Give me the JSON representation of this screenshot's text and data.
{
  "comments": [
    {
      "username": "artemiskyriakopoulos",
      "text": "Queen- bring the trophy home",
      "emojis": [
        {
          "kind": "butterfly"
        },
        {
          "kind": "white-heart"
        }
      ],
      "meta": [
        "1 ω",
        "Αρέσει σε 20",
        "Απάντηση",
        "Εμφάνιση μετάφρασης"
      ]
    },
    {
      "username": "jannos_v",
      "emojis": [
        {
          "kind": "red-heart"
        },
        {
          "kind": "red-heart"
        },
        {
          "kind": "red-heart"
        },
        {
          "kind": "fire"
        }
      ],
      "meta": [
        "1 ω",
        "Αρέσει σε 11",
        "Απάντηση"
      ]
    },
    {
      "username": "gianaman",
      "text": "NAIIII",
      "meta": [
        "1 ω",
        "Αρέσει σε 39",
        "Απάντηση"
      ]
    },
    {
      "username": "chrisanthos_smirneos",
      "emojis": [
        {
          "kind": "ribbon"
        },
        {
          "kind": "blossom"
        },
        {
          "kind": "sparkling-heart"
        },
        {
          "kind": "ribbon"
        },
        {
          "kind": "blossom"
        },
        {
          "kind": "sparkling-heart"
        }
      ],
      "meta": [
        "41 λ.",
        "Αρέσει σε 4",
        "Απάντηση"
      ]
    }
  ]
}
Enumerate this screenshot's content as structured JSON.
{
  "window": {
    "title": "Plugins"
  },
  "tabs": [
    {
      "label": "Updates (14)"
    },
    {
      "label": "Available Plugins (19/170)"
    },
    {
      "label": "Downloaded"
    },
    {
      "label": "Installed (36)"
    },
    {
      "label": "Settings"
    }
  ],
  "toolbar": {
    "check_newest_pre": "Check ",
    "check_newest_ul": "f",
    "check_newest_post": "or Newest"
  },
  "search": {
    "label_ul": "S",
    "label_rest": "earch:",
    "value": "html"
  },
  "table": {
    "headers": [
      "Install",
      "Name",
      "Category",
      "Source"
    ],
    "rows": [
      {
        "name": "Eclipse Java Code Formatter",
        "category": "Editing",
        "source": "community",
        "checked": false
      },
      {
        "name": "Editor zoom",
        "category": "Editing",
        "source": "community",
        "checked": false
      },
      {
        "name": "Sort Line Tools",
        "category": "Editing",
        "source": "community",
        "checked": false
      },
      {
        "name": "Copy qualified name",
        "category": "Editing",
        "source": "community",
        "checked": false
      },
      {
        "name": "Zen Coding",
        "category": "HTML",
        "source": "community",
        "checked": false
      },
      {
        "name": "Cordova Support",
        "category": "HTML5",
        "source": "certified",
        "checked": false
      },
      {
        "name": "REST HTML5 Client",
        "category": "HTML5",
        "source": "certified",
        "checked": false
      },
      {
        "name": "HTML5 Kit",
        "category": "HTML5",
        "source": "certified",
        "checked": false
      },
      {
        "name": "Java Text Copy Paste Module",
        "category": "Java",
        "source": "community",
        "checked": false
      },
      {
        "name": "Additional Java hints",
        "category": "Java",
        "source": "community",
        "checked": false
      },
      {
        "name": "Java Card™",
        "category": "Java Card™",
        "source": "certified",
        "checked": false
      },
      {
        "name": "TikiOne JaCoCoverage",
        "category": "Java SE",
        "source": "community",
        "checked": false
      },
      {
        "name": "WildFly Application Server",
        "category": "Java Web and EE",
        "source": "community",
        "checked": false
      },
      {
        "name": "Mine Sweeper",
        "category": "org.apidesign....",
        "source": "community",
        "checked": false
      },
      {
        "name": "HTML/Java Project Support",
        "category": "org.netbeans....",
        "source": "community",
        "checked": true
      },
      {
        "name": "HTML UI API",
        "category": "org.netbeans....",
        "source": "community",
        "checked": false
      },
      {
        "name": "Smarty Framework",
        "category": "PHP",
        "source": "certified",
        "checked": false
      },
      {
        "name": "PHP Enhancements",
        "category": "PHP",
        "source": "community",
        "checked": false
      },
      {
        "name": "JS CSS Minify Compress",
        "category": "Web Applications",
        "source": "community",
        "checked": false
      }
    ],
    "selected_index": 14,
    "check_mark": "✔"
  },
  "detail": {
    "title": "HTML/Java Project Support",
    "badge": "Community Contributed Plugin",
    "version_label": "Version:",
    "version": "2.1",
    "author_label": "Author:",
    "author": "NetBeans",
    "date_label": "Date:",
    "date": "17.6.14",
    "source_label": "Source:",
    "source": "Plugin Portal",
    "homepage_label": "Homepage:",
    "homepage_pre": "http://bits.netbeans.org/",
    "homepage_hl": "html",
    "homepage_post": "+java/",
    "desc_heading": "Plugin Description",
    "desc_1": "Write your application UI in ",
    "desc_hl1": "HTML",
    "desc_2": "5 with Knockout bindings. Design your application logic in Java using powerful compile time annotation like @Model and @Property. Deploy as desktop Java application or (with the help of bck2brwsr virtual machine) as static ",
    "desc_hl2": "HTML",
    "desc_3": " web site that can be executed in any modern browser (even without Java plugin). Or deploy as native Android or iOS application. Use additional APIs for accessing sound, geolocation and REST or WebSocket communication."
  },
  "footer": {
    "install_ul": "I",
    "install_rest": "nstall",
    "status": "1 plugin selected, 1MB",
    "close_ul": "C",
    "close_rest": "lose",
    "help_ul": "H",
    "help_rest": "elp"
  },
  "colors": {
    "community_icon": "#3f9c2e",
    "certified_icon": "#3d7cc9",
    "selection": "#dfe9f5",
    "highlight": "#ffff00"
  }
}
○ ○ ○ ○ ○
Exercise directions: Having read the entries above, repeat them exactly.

Exercise response:
Give me the JSON representation of this screenshot's text and data.
{
  "comments": [
    {
      "username": "artemiskyriakopoulos",
      "text": "Queen- bring the trophy home",
      "emojis": [
        {
          "kind": "butterfly"
        },
        {
          "kind": "white-heart"
        }
      ],
      "meta": [
        "1 ω",
        "Αρέσει σε 20",
        "Απάντηση",
        "Εμφάνιση μετάφρασης"
      ]
    },
    {
      "username": "jannos_v",
      "emojis": [
        {
          "kind": "red-heart"
        },
        {
          "kind": "red-heart"
        },
        {
          "kind": "red-heart"
        },
        {
          "kind": "fire"
        }
      ],
      "meta": [
        "1 ω",
        "Αρέσει σε 11",
        "Απάντηση"
      ]
    },
    {
      "username": "gianaman",
      "text": "NAIIII",
      "meta": [
        "1 ω",
        "Αρέσει σε 39",
        "Απάντηση"
      ]
    },
    {
      "username": "chrisanthos_smirneos",
      "emojis": [
        {
          "kind": "ribbon"
        },
        {
          "kind": "blossom"
        },
        {
          "kind": "sparkling-heart"
        },
        {
          "kind": "ribbon"
        },
        {
          "kind": "blossom"
        },
        {
          "kind": "sparkling-heart"
        }
      ],
      "meta": [
        "41 λ.",
        "Αρέσει σε 4",
        "Απάντηση"
      ]
    }
  ]
}
Enumerate this screenshot's content as structured JSON.
{
  "window": {
    "title": "Plugins"
  },
  "tabs": [
    {
      "label": "Updates (14)"
    },
    {
      "label": "Available Plugins (19/170)"
    },
    {
      "label": "Downloaded"
    },
    {
      "label": "Installed (36)"
    },
    {
      "label": "Settings"
    }
  ],
  "toolbar": {
    "check_newest_pre": "Check ",
    "check_newest_ul": "f",
    "check_newest_post": "or Newest"
  },
  "search": {
    "label_ul": "S",
    "label_rest": "earch:",
    "value": "html"
  },
  "table": {
    "headers": [
      "Install",
      "Name",
      "Category",
      "Source"
    ],
    "rows": [
      {
        "name": "Eclipse Java Code Formatter",
        "category": "Editing",
        "source": "community",
        "checked": false
      },
      {
        "name": "Editor zoom",
        "category": "Editing",
        "source": "community",
        "checked": false
      },
      {
        "name": "Sort Line Tools",
        "category": "Editing",
        "source": "community",
        "checked": false
      },
      {
        "name": "Copy qualified name",
        "category": "Editing",
        "source": "community",
        "checked": false
      },
      {
        "name": "Zen Coding",
        "category": "HTML",
        "source": "community",
        "checked": false
      },
      {
        "name": "Cordova Support",
        "category": "HTML5",
        "source": "certified",
        "checked": false
      },
      {
        "name": "REST HTML5 Client",
        "category": "HTML5",
        "source": "certified",
        "checked": false
      },
      {
        "name": "HTML5 Kit",
        "category": "HTML5",
        "source": "certified",
        "checked": false
      },
      {
        "name": "Java Text Copy Paste Module",
        "category": "Java",
        "source": "community",
        "checked": false
      },
      {
        "name": "Additional Java hints",
        "category": "Java",
        "source": "community",
        "checked": false
      },
      {
        "name": "Java Card™",
        "category": "Java Card™",
        "source": "certified",
        "checked": false
      },
      {
        "name": "TikiOne JaCoCoverage",
        "category": "Java SE",
        "source": "community",
        "checked": false
      },
      {
        "name": "WildFly Application Server",
        "category": "Java Web and EE",
        "source": "community",
        "checked": false
      },
      {
        "name": "Mine Sweeper",
        "category": "org.apidesign....",
        "source": "community",
        "checked": false
      },
      {
        "name": "HTML/Java Project Support",
        "category": "org.netbeans....",
        "source": "community",
        "checked": true
      },
      {
        "name": "HTML UI API",
        "category": "org.netbeans....",
        "source": "community",
        "checked": false
      },
      {
        "name": "Smarty Framework",
        "category": "PHP",
        "source": "certified",
        "checked": false
      },
      {
        "name": "PHP Enhancements",
        "category": "PHP",
        "source": "community",
        "checked": false
      },
      {
        "name": "JS CSS Minify Compress",
        "category": "Web Applications",
        "source": "community",
        "checked": false
      }
    ],
    "selected_index": 14,
    "check_mark": "✔"
  },
  "detail": {
    "title": "HTML/Java Project Support",
    "badge": "Community Contributed Plugin",
    "version_label": "Version:",
    "version": "2.1",
    "author_label": "Author:",
    "author": "NetBeans",
    "date_label": "Date:",
    "date": "17.6.14",
    "source_label": "Source:",
    "source": "Plugin Portal",
    "homepage_label": "Homepage:",
    "homepage_pre": "http://bits.netbeans.org/",
    "homepage_hl": "html",
    "homepage_post": "+java/",
    "desc_heading": "Plugin Description",
    "desc_1": "Write your application UI in ",
    "desc_hl1": "HTML",
    "desc_2": "5 with Knockout bindings. Design your application logic in Java using powerful compile time annotation like @Model and @Property. Deploy as desktop Java application or (with the help of bck2brwsr virtual machine) as static ",
    "desc_hl2": "HTML",
    "desc_3": " web site that can be executed in any modern browser (even without Java plugin). Or deploy as native Android or iOS application. Use additional APIs for accessing sound, geolocation and REST or WebSocket communication."
  },
  "footer": {
    "install_ul": "I",
    "install_rest": "nstall",
    "status": "1 plugin selected, 1MB",
    "close_ul": "C",
    "close_rest": "lose",
    "help_ul": "H",
    "help_rest": "elp"
  },
  "colors": {
    "community_icon": "#3f9c2e",
    "certified_icon": "#3d7cc9",
    "selection": "#dfe9f5",
    "highlight": "#ffff00"
  }
}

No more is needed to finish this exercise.